■ Problem description ■
Gather all lines in the entries below that include the word "address".

(Dataset rows for apps and sites)
========================================================================

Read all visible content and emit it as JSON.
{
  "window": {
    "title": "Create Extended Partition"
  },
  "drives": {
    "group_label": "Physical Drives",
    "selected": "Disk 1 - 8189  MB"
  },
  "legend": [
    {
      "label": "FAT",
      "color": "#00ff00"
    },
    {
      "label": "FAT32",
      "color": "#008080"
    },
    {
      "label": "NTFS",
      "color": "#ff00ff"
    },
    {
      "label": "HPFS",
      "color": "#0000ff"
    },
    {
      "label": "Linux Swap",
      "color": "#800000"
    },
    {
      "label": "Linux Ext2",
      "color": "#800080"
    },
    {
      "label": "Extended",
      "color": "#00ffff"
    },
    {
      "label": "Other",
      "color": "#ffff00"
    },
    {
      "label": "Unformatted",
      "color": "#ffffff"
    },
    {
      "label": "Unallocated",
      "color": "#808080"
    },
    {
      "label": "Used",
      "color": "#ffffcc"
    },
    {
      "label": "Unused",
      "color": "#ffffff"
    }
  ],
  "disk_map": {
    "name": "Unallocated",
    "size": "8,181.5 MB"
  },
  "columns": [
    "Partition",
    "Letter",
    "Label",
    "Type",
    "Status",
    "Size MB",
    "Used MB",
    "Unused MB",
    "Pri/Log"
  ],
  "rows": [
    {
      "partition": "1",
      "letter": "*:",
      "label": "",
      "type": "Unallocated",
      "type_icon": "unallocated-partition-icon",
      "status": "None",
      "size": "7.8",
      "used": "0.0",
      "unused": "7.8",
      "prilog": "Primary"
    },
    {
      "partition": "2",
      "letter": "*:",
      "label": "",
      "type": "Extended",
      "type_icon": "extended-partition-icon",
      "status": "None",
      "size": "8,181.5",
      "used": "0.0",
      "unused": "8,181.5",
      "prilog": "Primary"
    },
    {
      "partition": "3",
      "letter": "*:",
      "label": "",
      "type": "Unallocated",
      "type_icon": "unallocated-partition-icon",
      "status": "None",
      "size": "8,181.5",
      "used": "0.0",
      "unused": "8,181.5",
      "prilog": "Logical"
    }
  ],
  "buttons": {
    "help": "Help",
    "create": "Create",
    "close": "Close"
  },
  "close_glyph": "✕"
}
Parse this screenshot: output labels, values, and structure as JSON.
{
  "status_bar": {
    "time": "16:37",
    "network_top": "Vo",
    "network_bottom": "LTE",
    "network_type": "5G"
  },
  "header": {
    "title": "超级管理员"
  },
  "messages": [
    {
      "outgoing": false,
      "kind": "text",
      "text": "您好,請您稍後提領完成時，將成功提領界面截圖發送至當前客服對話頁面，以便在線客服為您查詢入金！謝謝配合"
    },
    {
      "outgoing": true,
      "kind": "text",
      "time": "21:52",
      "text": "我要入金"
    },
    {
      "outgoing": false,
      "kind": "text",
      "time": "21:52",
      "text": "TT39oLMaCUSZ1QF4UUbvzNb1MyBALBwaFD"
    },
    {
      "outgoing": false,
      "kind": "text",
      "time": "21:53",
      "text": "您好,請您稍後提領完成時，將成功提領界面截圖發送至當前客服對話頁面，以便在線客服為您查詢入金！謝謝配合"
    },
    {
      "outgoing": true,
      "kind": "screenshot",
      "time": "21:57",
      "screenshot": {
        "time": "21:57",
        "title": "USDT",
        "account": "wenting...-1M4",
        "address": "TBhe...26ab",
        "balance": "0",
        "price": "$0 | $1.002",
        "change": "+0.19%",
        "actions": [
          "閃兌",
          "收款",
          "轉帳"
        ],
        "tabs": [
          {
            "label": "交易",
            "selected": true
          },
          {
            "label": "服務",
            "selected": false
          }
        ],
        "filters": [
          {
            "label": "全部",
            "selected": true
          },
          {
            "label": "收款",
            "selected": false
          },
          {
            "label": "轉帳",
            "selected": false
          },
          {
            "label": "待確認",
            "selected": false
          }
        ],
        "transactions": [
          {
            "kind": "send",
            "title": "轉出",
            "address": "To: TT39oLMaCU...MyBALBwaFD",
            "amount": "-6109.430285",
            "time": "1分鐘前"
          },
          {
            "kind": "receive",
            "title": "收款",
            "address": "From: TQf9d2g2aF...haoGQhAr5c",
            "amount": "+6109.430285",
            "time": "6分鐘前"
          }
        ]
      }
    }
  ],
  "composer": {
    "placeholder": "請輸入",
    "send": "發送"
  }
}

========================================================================

■ Response for this exercise ■
        "address": "TBhe...26ab",
            "address": "To: TT39oLMaCU...MyBALBwaFD",
            "address": "From: TQf9d2g2aF...haoGQhAr5c",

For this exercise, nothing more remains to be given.